Miami Norland Vikings achieve beyond the gridiron

Akilah Laster | 11/21/2013, 9 a.m.
At the onset of the football season usafootball.com posted a list of high schools that had the most NFL players ...
Sophomore Miami Norland Viking Damion Barry completing work in class. Miami Times photos/Akilah Laster

At the onset of the football season usafootball.com posted a list of high schools that had the most NFL players currently on a roster; Miami’s Norland Senior High School was at the top with six.

While this statistic brings the school athletic recognition, administrators and former players say they are most proud of the off-field impact of their student-athletes.

“We want people to have something to rally around,” said Norland principal, Reginald Lee. “The beacon of a community should either be a church or a school and we want to be the light for this community.”

Lee, a former administrator at the school now in his second year as principal, says he has been amazed by the character development of the players and their no-nonsense approach to getting it done in the classroom.

Norland has been an ‘A’ school for the last six years. “Hopefully what everyone sees is that not only do we produce quality athletes, but quality people,” he said.

Since 2009, under coach Daryle Heidelburg, approximately 60 players have gone on to play college football, but Heidelburg said he was always most impressed by the players who earned academic scholarships, like Brian Malcolm, a 2011 graduate who attends the University of Miami.

“It was nice to see players that appreciate academic success as much as they do playing football,” said Heidelburg, a Norland alum who also holds a Master’s Degree in Reading.

“But what we try to stress to our players and what most people don’t realize is that it’s easier to earn an academic scholarship than one through athletics.”

Viking pride

What motivated the players’ off-field achievements? According to Leatis Jones and Feddy Davey, both who played Division I football, they wanted to restore a sense of pride in their community.

“We take pride in being a Viking and knowing what it means to be a Viking,” said Davey, 20, who plays for Washington State University. “People say that football players aren’t smart so it was also about proving those outsiders wrong by getting good grades and going off to college.”

“It was about knowing that there is life outside of football,” said Jones, who is also on an academic scholarship at UM. “That approach changed the atmosphere of the school and surrounding community.”

Even after winning the 5A state title in 2011, the players’ off-field efforts have not diminished.
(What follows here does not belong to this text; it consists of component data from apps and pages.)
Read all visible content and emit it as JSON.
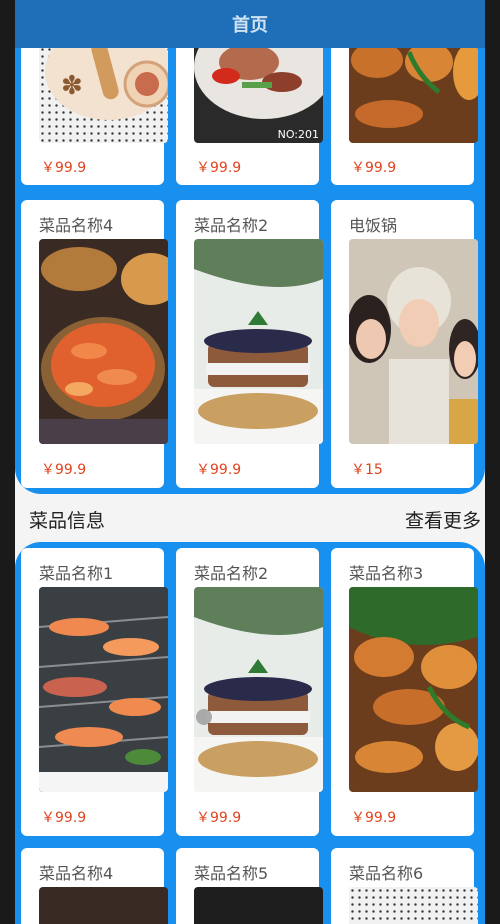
{
  "header": {
    "title": "首页"
  },
  "top_panel": {
    "partial_cards": [
      {
        "price": "￥99.9"
      },
      {
        "price": "￥99.9",
        "watermark": "NO:201"
      },
      {
        "price": "￥99.9"
      }
    ],
    "cards": [
      {
        "name": "菜品名称4",
        "price": "￥99.9"
      },
      {
        "name": "菜品名称2",
        "price": "￥99.9"
      },
      {
        "name": "电饭锅",
        "price": "￥15"
      }
    ]
  },
  "section": {
    "title": "菜品信息",
    "more": "查看更多"
  },
  "bottom_panel": {
    "cards": [
      {
        "name": "菜品名称1",
        "price": "￥99.9"
      },
      {
        "name": "菜品名称2",
        "price": "￥99.9"
      },
      {
        "name": "菜品名称3",
        "price": "￥99.9"
      }
    ],
    "partial_cards": [
      {
        "name": "菜品名称4"
      },
      {
        "name": "菜品名称5"
      },
      {
        "name": "菜品名称6"
      }
    ]
  },
  "colors": {
    "panel": "#1890f0",
    "price": "#e0441f",
    "header": "#1e6fb8"
  }
}
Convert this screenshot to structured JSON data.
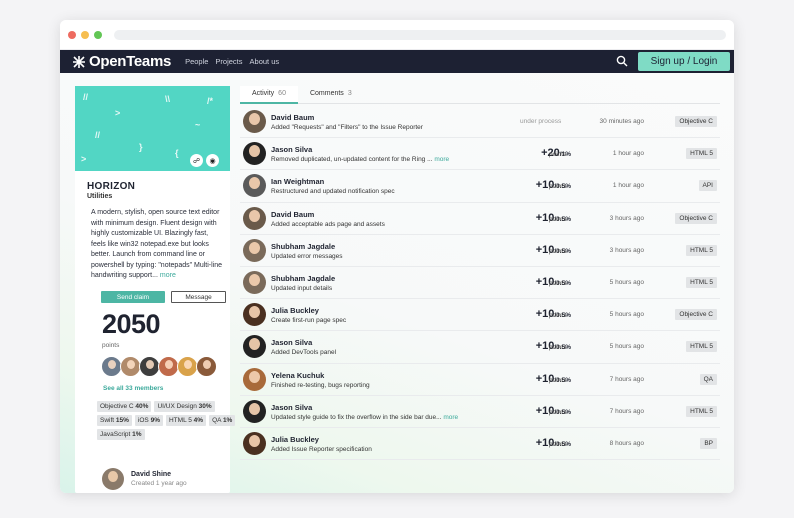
{
  "app": {
    "brand": "OpenTeams",
    "nav_links": [
      "People",
      "Projects",
      "About us"
    ],
    "signup_label": "Sign up / Login",
    "icons": {
      "search": "search-icon",
      "logo": "openteams-logo-icon"
    }
  },
  "project": {
    "title": "HORIZON",
    "category": "Utilities",
    "description": "A modern, stylish, open source text editor with minimum design. Fluent design with highly customizable UI. Blazingly fast, feels like win32 notepad.exe but looks better. Launch from command line or powershell by typing: \"notepads\" Multi-line handwriting support...",
    "more_label": "more",
    "send_claim_label": "Send claim",
    "message_label": "Message",
    "points": "2050",
    "points_label": "points",
    "see_all_label": "See all 33 members",
    "member_colors": [
      "#6b7a8c",
      "#b08a6a",
      "#3e3e3e",
      "#c06a4a",
      "#d9a24a",
      "#8a5a3a"
    ],
    "tags": [
      {
        "name": "Objective C",
        "pct": "40%"
      },
      {
        "name": "UI/UX Design",
        "pct": "30%"
      },
      {
        "name": "Swift",
        "pct": "15%"
      },
      {
        "name": "iOS",
        "pct": "9%"
      },
      {
        "name": "HTML 5",
        "pct": "4%"
      },
      {
        "name": "QA",
        "pct": "1%"
      },
      {
        "name": "JavaScript",
        "pct": "1%"
      }
    ],
    "creator": {
      "name": "David Shine",
      "created": "Created 1 year ago"
    },
    "banner_marks": [
      "//",
      ">",
      "\\\\",
      "~",
      "//",
      "}",
      "{",
      "/*",
      ">"
    ]
  },
  "tabs": [
    {
      "label": "Activity",
      "count": "60",
      "active": true
    },
    {
      "label": "Comments",
      "count": "3",
      "active": false
    }
  ],
  "activity": [
    {
      "name": "David Baum",
      "desc": "Added \"Requests\" and \"Filters\" to the Issue Reporter",
      "more": "",
      "status": "under process",
      "points": "",
      "unit": "",
      "points_label": "",
      "time": "30 minutes ago",
      "tag": "Objective C",
      "avatar": "#6a5a4a"
    },
    {
      "name": "Jason Silva",
      "desc": "Removed duplicated, un-updated content for the Ring ...",
      "more": "more",
      "status": "",
      "points": "+20",
      "unit": "/1%",
      "points_label": "points",
      "time": "1 hour ago",
      "tag": "HTML 5",
      "avatar": "#222222"
    },
    {
      "name": "Ian Weightman",
      "desc": "Restructured and updated notification spec",
      "more": "",
      "status": "",
      "points": "+10",
      "unit": "/0.5%",
      "points_label": "points",
      "time": "1 hour ago",
      "tag": "API",
      "avatar": "#5a5a5a"
    },
    {
      "name": "David Baum",
      "desc": "Added acceptable ads page and assets",
      "more": "",
      "status": "",
      "points": "+10",
      "unit": "/0.5%",
      "points_label": "points",
      "time": "3 hours ago",
      "tag": "Objective C",
      "avatar": "#6a5a4a"
    },
    {
      "name": "Shubham Jagdale",
      "desc": "Updated error messages",
      "more": "",
      "status": "",
      "points": "+10",
      "unit": "/0.5%",
      "points_label": "points",
      "time": "3 hours ago",
      "tag": "HTML 5",
      "avatar": "#7a6a5a"
    },
    {
      "name": "Shubham Jagdale",
      "desc": "Updated input details",
      "more": "",
      "status": "",
      "points": "+10",
      "unit": "/0.5%",
      "points_label": "points",
      "time": "5 hours ago",
      "tag": "HTML 5",
      "avatar": "#7a6a5a"
    },
    {
      "name": "Julia Buckley",
      "desc": "Create first-run page spec",
      "more": "",
      "status": "",
      "points": "+10",
      "unit": "/0.5%",
      "points_label": "points",
      "time": "5 hours ago",
      "tag": "Objective C",
      "avatar": "#4a3020"
    },
    {
      "name": "Jason Silva",
      "desc": "Added DevTools panel",
      "more": "",
      "status": "",
      "points": "+10",
      "unit": "/0.5%",
      "points_label": "points",
      "time": "5 hours ago",
      "tag": "HTML 5",
      "avatar": "#222222"
    },
    {
      "name": "Yelena Kuchuk",
      "desc": "Finished re-testing, bugs reporting",
      "more": "",
      "status": "",
      "points": "+10",
      "unit": "/0.5%",
      "points_label": "points",
      "time": "7 hours ago",
      "tag": "QA",
      "avatar": "#a86a3a"
    },
    {
      "name": "Jason Silva",
      "desc": "Updated style guide to fix the overflow in the side bar due...",
      "more": "more",
      "status": "",
      "points": "+10",
      "unit": "/0.5%",
      "points_label": "points",
      "time": "7 hours ago",
      "tag": "HTML 5",
      "avatar": "#222222"
    },
    {
      "name": "Julia Buckley",
      "desc": "Added Issue Reporter specification",
      "more": "",
      "status": "",
      "points": "+10",
      "unit": "/0.5%",
      "points_label": "points",
      "time": "8 hours ago",
      "tag": "BP",
      "avatar": "#4a3020"
    }
  ]
}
There are currently around 20 players that are taking Advanced Placement courses or are in a dual-enrollment program, where they can achieve college credits while in high school.
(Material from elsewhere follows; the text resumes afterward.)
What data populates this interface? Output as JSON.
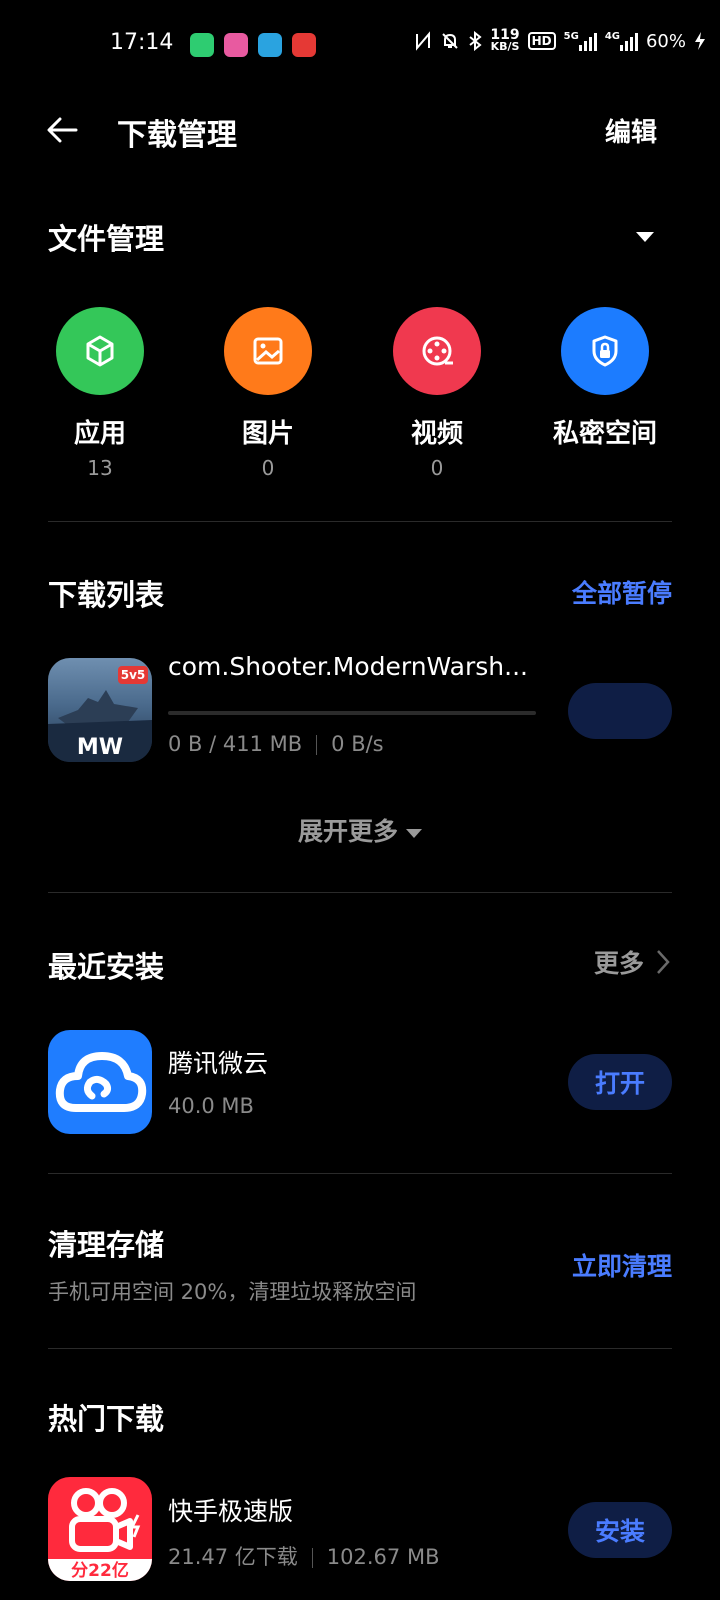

“Those moments that we achieved something greater than expected gave our alumni and community something to be proud of,” Jones said. “It restored the meaning of Viking Pride.”